With the shave horse complete, I’m pretty much ready for my exploits/explosions in chairmaking. So I’m starting to seek out sources for green wood.

But I’d also like to continue learning and enjoying my lathe, and better use the space in the shop. So for a while now I’ve been working on the details of some storage cabinets above the chop saw station. For details see My longest-running project so far. Now that the fence is complete (it works great, by the way), it’s time to build the cabinets.

I’ve never worked with soft maple before, and white cabinets seem like the right thing here, so I bought some lumber. And after cutting it into parts realized I hadn’t bought nearly enough. So I went and bought some more.

This evening, I cut the second stack into parts and added it to the parts I’d already cut, enough for the cabinet carcasses and drawer dividers. It’s a fair bit of material.

Cabinet parts rough milled

Cabinet parts rough milled

The drawer fronts and drawers will be made out of other material I already have. I think it’s birch or hard maple which should look nice with the soft maple. But I could be wrong, so we’ll see how it looks. If it sucks, I’ll go buy some more soft maple and replace the drawer fronts… 😀

I do have a challenge with this build. I need panels that are 14 14” deep for the sides, top, and bottom of the cabinets. My jointer can manage 6” wide boards, and my thickness planer can manage 13”. So I’m opting for two-part panels, one wide and one narrower. That allows me to mill the narrower part with the jointer and the thickness planer as I usually would. For the wider part, I’m trying a technique I’ve read about but haven’t tried.

Take a wide board that will fit through your thickness planer and figure out how it isn’t flat. Then use a hand plane to make it ‘rough flat’ on one face. Send the board through the planer with the ‘rough flat’ side opposite the cutters to flatten the other face, then send the first face through to get a flat board.

This is new to me, so I decided to start small, with a single panel. It seems it may have worked. Ironically, the narrow board, which I could mill as usual, is bowing on me, which I didn’t anticipate (silly me). So I’ve stickered them and put a slab of granite I use for sharpening with sandpaper on top of that piece. I’m telling myself the board might relax enough I don’t have to make another part (hah!).

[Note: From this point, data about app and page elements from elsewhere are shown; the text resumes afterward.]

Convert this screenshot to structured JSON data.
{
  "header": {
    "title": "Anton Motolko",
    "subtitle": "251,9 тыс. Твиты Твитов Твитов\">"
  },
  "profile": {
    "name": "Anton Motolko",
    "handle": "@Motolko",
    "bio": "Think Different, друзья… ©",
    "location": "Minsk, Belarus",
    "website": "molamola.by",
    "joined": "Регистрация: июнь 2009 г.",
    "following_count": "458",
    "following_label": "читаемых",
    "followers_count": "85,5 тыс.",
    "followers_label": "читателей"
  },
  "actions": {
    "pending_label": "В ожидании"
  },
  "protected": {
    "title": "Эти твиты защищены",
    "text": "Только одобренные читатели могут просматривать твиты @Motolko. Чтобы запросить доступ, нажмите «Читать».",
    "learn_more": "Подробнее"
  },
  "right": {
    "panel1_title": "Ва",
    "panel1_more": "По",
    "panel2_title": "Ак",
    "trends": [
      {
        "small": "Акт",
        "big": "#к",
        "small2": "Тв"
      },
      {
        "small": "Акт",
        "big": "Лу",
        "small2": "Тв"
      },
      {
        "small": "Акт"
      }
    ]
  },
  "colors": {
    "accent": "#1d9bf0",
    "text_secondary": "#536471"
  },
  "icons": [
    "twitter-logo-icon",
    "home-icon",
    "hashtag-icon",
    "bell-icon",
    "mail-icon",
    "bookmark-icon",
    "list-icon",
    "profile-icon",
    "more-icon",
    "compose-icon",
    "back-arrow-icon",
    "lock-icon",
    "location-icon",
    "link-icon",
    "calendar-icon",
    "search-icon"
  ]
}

First panel boards stickered with weight as encouragement for a bowed piece

First panel boards stickered with weight as encouragement for a bowed piece